Readability has a few surprisingly big names behind it. Not only is Marco onboard, but also Frank Black, Jeffery Zeldman, and more. With a team as talented this, I think its important to think through any criticism of the service carefully. I’m sure they have.

Unfortunately, the current quality of the Readability service is a little less than I would expect. There have been several times in the past couple days I’ve hit the Readability keyboard shortcut and was shown this error.

Going back to the site and trying again fixes the problem. I’m assuming that they are making improvements to the Readability back-end continuously, and that this error is a symptom of those improvements. Annoying, but I’m chalking it up to growing pains.

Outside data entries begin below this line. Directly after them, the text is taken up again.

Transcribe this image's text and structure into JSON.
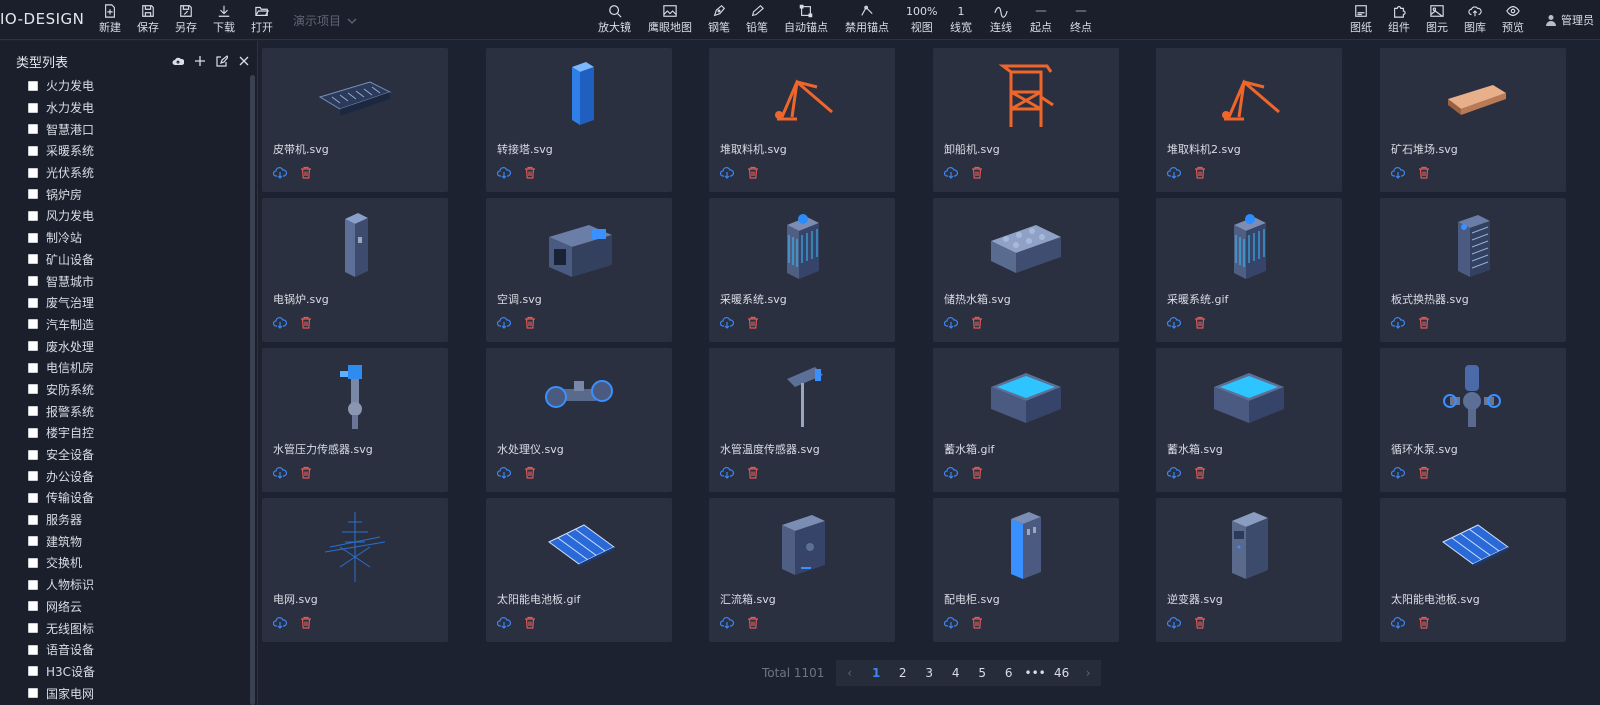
{
  "app": {
    "logo": "IO-DESIGN",
    "project": "演示项目",
    "user": "管理员"
  },
  "toolbar_left": [
    {
      "label": "新建",
      "icon": "file-plus-icon"
    },
    {
      "label": "保存",
      "icon": "save-icon"
    },
    {
      "label": "另存",
      "icon": "save-as-icon"
    },
    {
      "label": "下载",
      "icon": "download-icon"
    },
    {
      "label": "打开",
      "icon": "folder-open-icon"
    }
  ],
  "toolbar_center": [
    {
      "label": "放大镜",
      "icon": "magnifier-icon"
    },
    {
      "label": "鹰眼地图",
      "icon": "image-map-icon"
    },
    {
      "label": "钢笔",
      "icon": "pen-icon"
    },
    {
      "label": "铅笔",
      "icon": "pencil-icon"
    },
    {
      "label": "自动锚点",
      "icon": "anchor-box-icon"
    },
    {
      "label": "禁用锚点",
      "icon": "anchor-disable-icon"
    },
    {
      "label": "视图",
      "value": "100%"
    },
    {
      "label": "线宽",
      "value": "1"
    },
    {
      "label": "连线",
      "icon": "curve-line-icon"
    },
    {
      "label": "起点",
      "icon": "line-start-icon"
    },
    {
      "label": "终点",
      "icon": "line-end-icon"
    }
  ],
  "toolbar_right": [
    {
      "label": "图纸",
      "icon": "drawing-icon"
    },
    {
      "label": "组件",
      "icon": "puzzle-icon"
    },
    {
      "label": "图元",
      "icon": "image-icon"
    },
    {
      "label": "图库",
      "icon": "cloud-upload-icon"
    },
    {
      "label": "预览",
      "icon": "eye-icon"
    }
  ],
  "sidebar": {
    "title": "类型列表",
    "categories": [
      "火力发电",
      "水力发电",
      "智慧港口",
      "采暖系统",
      "光伏系统",
      "锅炉房",
      "风力发电",
      "制冷站",
      "矿山设备",
      "智慧城市",
      "废气治理",
      "汽车制造",
      "废水处理",
      "电信机房",
      "安防系统",
      "报警系统",
      "楼宇自控",
      "安全设备",
      "办公设备",
      "传输设备",
      "服务器",
      "建筑物",
      "交换机",
      "人物标识",
      "网络云",
      "无线图标",
      "语音设备",
      "H3C设备",
      "国家电网"
    ]
  },
  "grid": {
    "items": [
      {
        "name": "皮带机.svg",
        "icon": "belt-conveyor-icon"
      },
      {
        "name": "转接塔.svg",
        "icon": "transfer-tower-icon"
      },
      {
        "name": "堆取料机.svg",
        "icon": "stacker-reclaimer-icon"
      },
      {
        "name": "卸船机.svg",
        "icon": "ship-unloader-icon"
      },
      {
        "name": "堆取料机2.svg",
        "icon": "stacker-reclaimer-icon"
      },
      {
        "name": "矿石堆场.svg",
        "icon": "ore-yard-icon"
      },
      {
        "name": "电锅炉.svg",
        "icon": "electric-boiler-icon"
      },
      {
        "name": "空调.svg",
        "icon": "air-conditioner-icon"
      },
      {
        "name": "采暖系统.svg",
        "icon": "heating-unit-icon"
      },
      {
        "name": "储热水箱.svg",
        "icon": "heat-storage-tank-icon"
      },
      {
        "name": "采暖系统.gif",
        "icon": "heating-unit-icon"
      },
      {
        "name": "板式换热器.svg",
        "icon": "plate-heat-exchanger-icon"
      },
      {
        "name": "水管压力传感器.svg",
        "icon": "pressure-sensor-icon"
      },
      {
        "name": "水处理仪.svg",
        "icon": "water-treatment-icon"
      },
      {
        "name": "水管温度传感器.svg",
        "icon": "temperature-sensor-icon"
      },
      {
        "name": "蓄水箱.gif",
        "icon": "water-tank-icon"
      },
      {
        "name": "蓄水箱.svg",
        "icon": "water-tank-icon"
      },
      {
        "name": "循环水泵.svg",
        "icon": "circulating-pump-icon"
      },
      {
        "name": "电网.svg",
        "icon": "power-grid-icon"
      },
      {
        "name": "太阳能电池板.gif",
        "icon": "solar-panel-icon"
      },
      {
        "name": "汇流箱.svg",
        "icon": "combiner-box-icon"
      },
      {
        "name": "配电柜.svg",
        "icon": "distribution-cabinet-icon"
      },
      {
        "name": "逆变器.svg",
        "icon": "inverter-icon"
      },
      {
        "name": "太阳能电池板.svg",
        "icon": "solar-panel-icon"
      }
    ]
  },
  "pagination": {
    "total": "Total 1101",
    "pages": [
      "1",
      "2",
      "3",
      "4",
      "5",
      "6",
      "•••",
      "46"
    ],
    "current": "1"
  },
  "colors": {
    "accent": "#3d86f2",
    "danger": "#e05a5a",
    "card": "#2a3040",
    "orange": "#f0662a",
    "blue": "#2e8cf0"
  }
}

The second problem I’ve found is when using HyperDock to split the screen of my 15” MacBook Pro between Safari and a text editor, Readability pushes the text off the right side of the Safari window. The last six or so characters are off the screen. Stranger yet, when resizing the window smaller, the horizontal scroll bar does not appear to allow you to scroll to view all of the text, the text is just gone. The Instapaper text bookmarklet does the right thing and formats the text correctly for the current size of the window, and provides the normal scrollbar when needed. I’m not sure why Readability doesn’t, but its just a bit disappointing.

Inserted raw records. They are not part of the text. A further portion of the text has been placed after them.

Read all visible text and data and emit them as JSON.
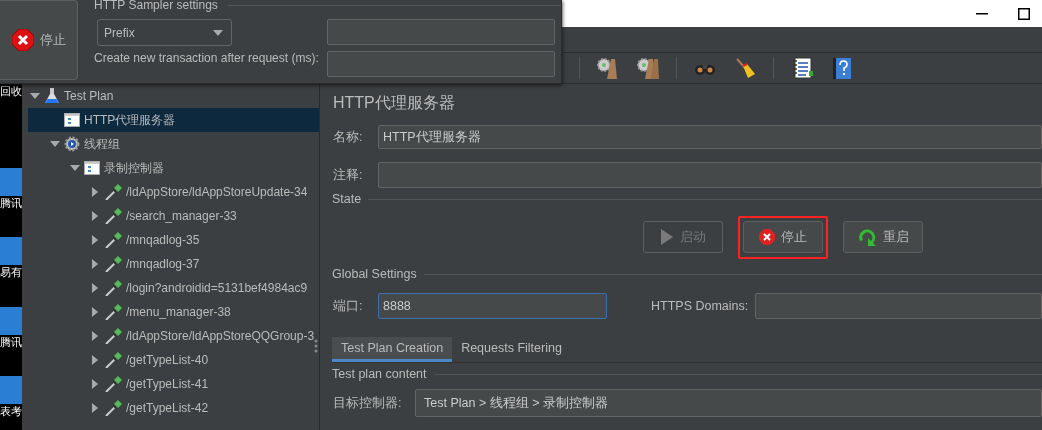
{
  "desktop_icons": [
    {
      "label": "回收"
    },
    {
      "label": "腾讯"
    },
    {
      "label": "易有"
    },
    {
      "label": "腾讯"
    },
    {
      "label": "表考"
    }
  ],
  "recorder_popup": {
    "stop_button": "停止",
    "group_title": "HTTP Sampler settings",
    "naming_scheme": "Prefix",
    "transaction_label": "Create new transaction after request (ms):"
  },
  "tree": {
    "items": [
      {
        "label": "Test Plan",
        "kind": "plan",
        "expanded": true,
        "selected": false,
        "children": [
          {
            "label": "HTTP代理服务器",
            "kind": "proxy",
            "selected": true
          },
          {
            "label": "线程组",
            "kind": "group",
            "expanded": true,
            "selected": false,
            "children": [
              {
                "label": "录制控制器",
                "kind": "controller",
                "expanded": true,
                "selected": false,
                "children": [
                  {
                    "label": "/ldAppStore/ldAppStoreUpdate-34",
                    "kind": "sampler",
                    "expanded": false,
                    "selected": false
                  },
                  {
                    "label": "/search_manager-33",
                    "kind": "sampler",
                    "expanded": false,
                    "selected": false
                  },
                  {
                    "label": "/mnqadlog-35",
                    "kind": "sampler",
                    "expanded": false,
                    "selected": false
                  },
                  {
                    "label": "/mnqadlog-37",
                    "kind": "sampler",
                    "expanded": false,
                    "selected": false
                  },
                  {
                    "label": "/login?androidid=5131bef4984ac9",
                    "kind": "sampler",
                    "expanded": false,
                    "selected": false
                  },
                  {
                    "label": "/menu_manager-38",
                    "kind": "sampler",
                    "expanded": false,
                    "selected": false
                  },
                  {
                    "label": "/ldAppStore/ldAppStoreQQGroup-3",
                    "kind": "sampler",
                    "expanded": false,
                    "selected": false
                  },
                  {
                    "label": "/getTypeList-40",
                    "kind": "sampler",
                    "expanded": false,
                    "selected": false
                  },
                  {
                    "label": "/getTypeList-41",
                    "kind": "sampler",
                    "expanded": false,
                    "selected": false
                  },
                  {
                    "label": "/getTypeList-42",
                    "kind": "sampler",
                    "expanded": false,
                    "selected": false
                  }
                ]
              }
            ]
          }
        ]
      }
    ]
  },
  "panel": {
    "title": "HTTP代理服务器",
    "name": {
      "label": "名称:",
      "value": "HTTP代理服务器"
    },
    "comment": {
      "label": "注释:"
    },
    "state": {
      "title": "State",
      "buttons": [
        {
          "label": "启动",
          "kind": "start",
          "disabled": true,
          "highlighted": false
        },
        {
          "label": "停止",
          "kind": "stop",
          "disabled": false,
          "highlighted": true
        },
        {
          "label": "重启",
          "kind": "restart",
          "disabled": false,
          "highlighted": false
        }
      ]
    },
    "global_settings": {
      "title": "Global Settings",
      "port": {
        "label": "端口:",
        "value": "8888",
        "focused": true
      },
      "https_domains": {
        "label": "HTTPS Domains:"
      }
    },
    "tabs": [
      {
        "label": "Test Plan Creation",
        "selected": true
      },
      {
        "label": "Requests Filtering",
        "selected": false
      }
    ],
    "test_plan_content": {
      "title": "Test plan content",
      "target_controller": {
        "label": "目标控制器:",
        "value": "Test Plan > 线程组 > 录制控制器"
      }
    }
  }
}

I’m hoping that both of these problems are fixed soon.

Ian Hines is a fan, and had this to say:

It’s a wonderful concept. It’s all the things we’ve come to know and love about Instapaper, with the added ability of finally allowing us to easily support our favorite writers.

In contrast, Colin Wheeler is skeptical:

…for me it feels wrong cause it puts the burden on consumers instead publishers who need to clean up their websites in the first place

What Colin is saying is when a site is well designed, there’s no need for Readability. The sites many people are most likely to read in Readability are the sites that do not understand the value of clean design in the first place, sites that are covered with ads and distractions. He makes an excellent point, and one that I think is going to be shared by a lot of people.

Herein lies the rub. No one likes ads, but no one wants to pay for online content. So how can sites that make their money off of page views continue to exist if they do actually clean up their interface? That’s the answer that Readability is designed for. An alternative revenue stream. It is an interesting test.

Also interesting to note is that Readability is not a startup, it’s an experiment by an established company. Arc90 builds and designs internal applications for other businesses. Richard Ziade, the original creator of Readability, has this to say about why Readability exists:

We also believe that quality content is worth paying for. The rat race for page views and impressions has not only led to an oftentimes painful experience on the web, but also to a diminishing of quality content on the web. Today’s reality isn’t anyone’s fault but ours. We won’t hesitate to spend $4.00 for our daily cup of coffee … but we’ll balk at even a modest attempt at supporting the volumes of content we consume on the web. Readability represents an opportunity to show all the great publications, writers and bloggers out there that we care about quality and we’re willing to pay for it.

Readability may turn out to be more important to the future of the web than we can currently see. I’m rooting for it. I’m rooting for less ads, higher quality, and more thought.